Acne is a common skin condition that affects most people. It causes spots, oily skin and sometimes skin that is hot or painful to touch. Acne is quite common in teenagers and younger adults. It most commonly develops on the: face, back and chest.


There are six main types of spot caused by acne:

Blackheads: A small black or yellowish bumps that develop on the skin; they are not filled with dirt but are black because the inner lining of the hair follicle produces pigmentation.

Whiteheads: These have a similar appearance to blackheads but may be firmer and will not empty when squeezed.

Papules: These are small red bumps that may feel tender or sore

Pustules are like papules, but have a white tip in the centre, caused by a build-up of pus.

Nodules are large hard lumps that build up beneath the surface of the skin and can be painful.

Cysts are the most severe type of spot caused by acne; they are large pus-filled lumps that look like boils and carry the greatest risk of causing permanent scarring.

Causes of acne 

Acne is most linked to the changes in hormone levels during puberty. However, acne can begin at any age.

Certain hormones cause the grease-producing glands next to hair follicles in the skin to produce larger amounts of oil (abnormal sebum).

This type of oil changes the activity of a usually harmless skin bacterium called P. acnes. This bacterium (germ) becomes more aggressive. This causes inflammation and pus.

The hormones also thicken the inner lining of the hair follicle. This causes blockage of the pores (opening of the hair follicles). Cleaning the skin does not help to remove this blockage.

Self-help tips

If you have acne, the self-help techniques below may be useful:

Do not wash affected areas of skin more than twice a day as frequent washing can irritate the skin and make symptoms worse.

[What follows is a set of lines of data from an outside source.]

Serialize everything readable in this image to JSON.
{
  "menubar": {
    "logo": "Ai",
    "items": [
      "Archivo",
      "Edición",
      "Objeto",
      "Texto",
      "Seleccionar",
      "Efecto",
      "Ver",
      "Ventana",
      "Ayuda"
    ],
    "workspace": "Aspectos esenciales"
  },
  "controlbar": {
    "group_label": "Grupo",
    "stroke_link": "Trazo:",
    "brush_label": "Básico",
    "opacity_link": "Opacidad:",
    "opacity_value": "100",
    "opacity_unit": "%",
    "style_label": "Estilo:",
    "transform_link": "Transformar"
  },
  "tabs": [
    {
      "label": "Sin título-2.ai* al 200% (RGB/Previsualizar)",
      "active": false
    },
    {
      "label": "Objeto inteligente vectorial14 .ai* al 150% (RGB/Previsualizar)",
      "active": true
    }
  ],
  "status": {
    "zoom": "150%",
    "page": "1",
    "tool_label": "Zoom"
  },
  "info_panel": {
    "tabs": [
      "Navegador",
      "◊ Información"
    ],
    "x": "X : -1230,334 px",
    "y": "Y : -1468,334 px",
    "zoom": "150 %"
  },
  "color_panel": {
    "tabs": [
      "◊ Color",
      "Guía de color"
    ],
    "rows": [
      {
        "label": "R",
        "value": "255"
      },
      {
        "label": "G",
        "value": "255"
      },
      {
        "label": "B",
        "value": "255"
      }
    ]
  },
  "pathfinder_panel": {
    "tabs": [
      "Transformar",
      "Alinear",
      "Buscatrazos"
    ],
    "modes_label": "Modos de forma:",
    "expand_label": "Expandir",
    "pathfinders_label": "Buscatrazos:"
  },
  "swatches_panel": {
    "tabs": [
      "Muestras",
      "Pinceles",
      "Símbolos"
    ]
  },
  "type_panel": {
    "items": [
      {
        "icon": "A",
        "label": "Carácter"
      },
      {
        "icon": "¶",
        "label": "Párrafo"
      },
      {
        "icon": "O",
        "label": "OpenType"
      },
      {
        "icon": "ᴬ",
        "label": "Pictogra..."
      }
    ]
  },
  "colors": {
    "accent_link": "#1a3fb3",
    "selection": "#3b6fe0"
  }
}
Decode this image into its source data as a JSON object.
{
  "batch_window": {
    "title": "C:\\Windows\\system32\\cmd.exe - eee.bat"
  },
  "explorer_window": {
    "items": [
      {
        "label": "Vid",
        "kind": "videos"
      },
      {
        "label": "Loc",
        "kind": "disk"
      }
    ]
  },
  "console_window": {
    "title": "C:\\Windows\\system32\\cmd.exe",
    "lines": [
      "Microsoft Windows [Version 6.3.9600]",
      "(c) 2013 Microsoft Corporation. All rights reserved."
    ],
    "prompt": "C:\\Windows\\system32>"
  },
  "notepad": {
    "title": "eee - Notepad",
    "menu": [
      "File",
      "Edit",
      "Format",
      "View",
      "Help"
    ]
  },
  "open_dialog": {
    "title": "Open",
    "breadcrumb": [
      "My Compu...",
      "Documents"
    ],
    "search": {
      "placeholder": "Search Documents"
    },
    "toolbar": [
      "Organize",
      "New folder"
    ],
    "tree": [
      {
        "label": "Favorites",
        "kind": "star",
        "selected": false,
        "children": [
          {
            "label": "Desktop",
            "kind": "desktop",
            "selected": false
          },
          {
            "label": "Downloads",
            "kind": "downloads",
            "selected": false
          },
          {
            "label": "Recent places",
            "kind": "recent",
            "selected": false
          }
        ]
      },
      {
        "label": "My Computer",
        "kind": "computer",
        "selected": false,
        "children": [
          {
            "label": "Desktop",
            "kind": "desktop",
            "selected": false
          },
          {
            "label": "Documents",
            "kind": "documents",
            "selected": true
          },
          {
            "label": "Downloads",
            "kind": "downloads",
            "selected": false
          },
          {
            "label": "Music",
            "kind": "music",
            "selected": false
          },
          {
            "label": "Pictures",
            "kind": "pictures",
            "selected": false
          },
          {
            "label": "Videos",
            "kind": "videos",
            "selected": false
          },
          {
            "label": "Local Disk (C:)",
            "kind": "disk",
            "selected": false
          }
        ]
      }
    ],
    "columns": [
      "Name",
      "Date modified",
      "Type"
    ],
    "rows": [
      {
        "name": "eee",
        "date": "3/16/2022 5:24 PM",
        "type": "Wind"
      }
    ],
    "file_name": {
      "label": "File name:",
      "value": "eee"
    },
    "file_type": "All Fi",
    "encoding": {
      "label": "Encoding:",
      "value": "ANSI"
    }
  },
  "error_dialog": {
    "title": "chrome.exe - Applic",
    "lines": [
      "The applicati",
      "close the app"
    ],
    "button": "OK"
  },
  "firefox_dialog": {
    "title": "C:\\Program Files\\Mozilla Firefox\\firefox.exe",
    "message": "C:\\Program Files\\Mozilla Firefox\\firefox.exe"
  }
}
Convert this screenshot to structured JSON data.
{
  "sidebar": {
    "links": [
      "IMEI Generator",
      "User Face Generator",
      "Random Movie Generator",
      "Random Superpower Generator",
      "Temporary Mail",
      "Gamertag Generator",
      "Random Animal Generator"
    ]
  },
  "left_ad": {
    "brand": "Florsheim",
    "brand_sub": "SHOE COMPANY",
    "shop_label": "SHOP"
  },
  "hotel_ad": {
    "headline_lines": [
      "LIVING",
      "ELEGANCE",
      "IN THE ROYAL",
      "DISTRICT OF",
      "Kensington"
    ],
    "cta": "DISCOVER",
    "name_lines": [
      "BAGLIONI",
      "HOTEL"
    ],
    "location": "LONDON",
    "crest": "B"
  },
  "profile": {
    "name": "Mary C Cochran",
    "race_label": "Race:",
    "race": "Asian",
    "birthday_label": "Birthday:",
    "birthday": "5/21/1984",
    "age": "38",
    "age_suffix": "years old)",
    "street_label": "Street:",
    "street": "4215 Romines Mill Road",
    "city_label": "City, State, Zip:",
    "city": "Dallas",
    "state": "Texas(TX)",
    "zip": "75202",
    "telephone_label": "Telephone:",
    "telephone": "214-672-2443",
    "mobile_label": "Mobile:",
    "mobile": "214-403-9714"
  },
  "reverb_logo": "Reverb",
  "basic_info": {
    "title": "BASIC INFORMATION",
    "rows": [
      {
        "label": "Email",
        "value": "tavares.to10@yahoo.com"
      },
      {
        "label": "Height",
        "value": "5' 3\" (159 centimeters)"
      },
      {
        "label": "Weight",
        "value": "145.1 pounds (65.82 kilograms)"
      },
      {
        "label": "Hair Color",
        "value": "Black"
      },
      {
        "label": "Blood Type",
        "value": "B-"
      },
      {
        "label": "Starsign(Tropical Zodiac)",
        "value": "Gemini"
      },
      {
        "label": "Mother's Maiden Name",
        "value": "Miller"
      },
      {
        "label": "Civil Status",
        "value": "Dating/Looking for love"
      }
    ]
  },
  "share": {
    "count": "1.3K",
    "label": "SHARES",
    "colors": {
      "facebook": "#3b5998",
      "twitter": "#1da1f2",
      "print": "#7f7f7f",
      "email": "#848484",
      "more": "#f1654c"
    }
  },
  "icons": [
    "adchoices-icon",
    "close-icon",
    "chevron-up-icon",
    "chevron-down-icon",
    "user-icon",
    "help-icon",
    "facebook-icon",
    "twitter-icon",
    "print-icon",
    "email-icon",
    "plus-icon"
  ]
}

Wash the affected area with a mild soap or cleanser and lukewarm water. Extremely hot or cold water can make acne worse.

Do not try to "clean out" blackheads or squeeze spots - this can make them worse and cause permanent scarring.

Do not use too much make-up and cosmetic - use water-based products that are described as non-comedogenic (this means the product is less likely to block the pores in your skin)

Completely remove make-up before going to bed

Use a fragrance-free, water-based emollient if you have dry skin.

Regular exercise cannot improve your acne, but it can boost your mood and improve your self-esteem. Shower as soon as possible once you finish exercising, as sweat can irritate your acne.

Wash your hair regularly and try to avoid letting your hair fall across your face.


Acne cannot be cured but can be controlled with treatment. Several creams, lotions, and gels for treating spots are available at pharmacies.

If your acne is severe or appears on your chest and back, it may need to be treated with antibiotics or stronger creams. These are only available on prescription.

The most common topical cream used for acne is Benzoyl peroxide which can be bought over the counter however you might need something stronger.

When do you get in touch with Sandsclinic?

If your acne is making you feel very unhappy or you cannot control your spots with over-the-counter medication, speak to Sandsclinic.

Also speak to Sandsclinic if you develop nodules or cysts. These will need to be treated properly to avoid scarring. Try to resist the temptation to pick or squeeze the spots. This can lead to permanent scarring.

In addition, we could refer you to a dermatologist if you need further specialist treatment.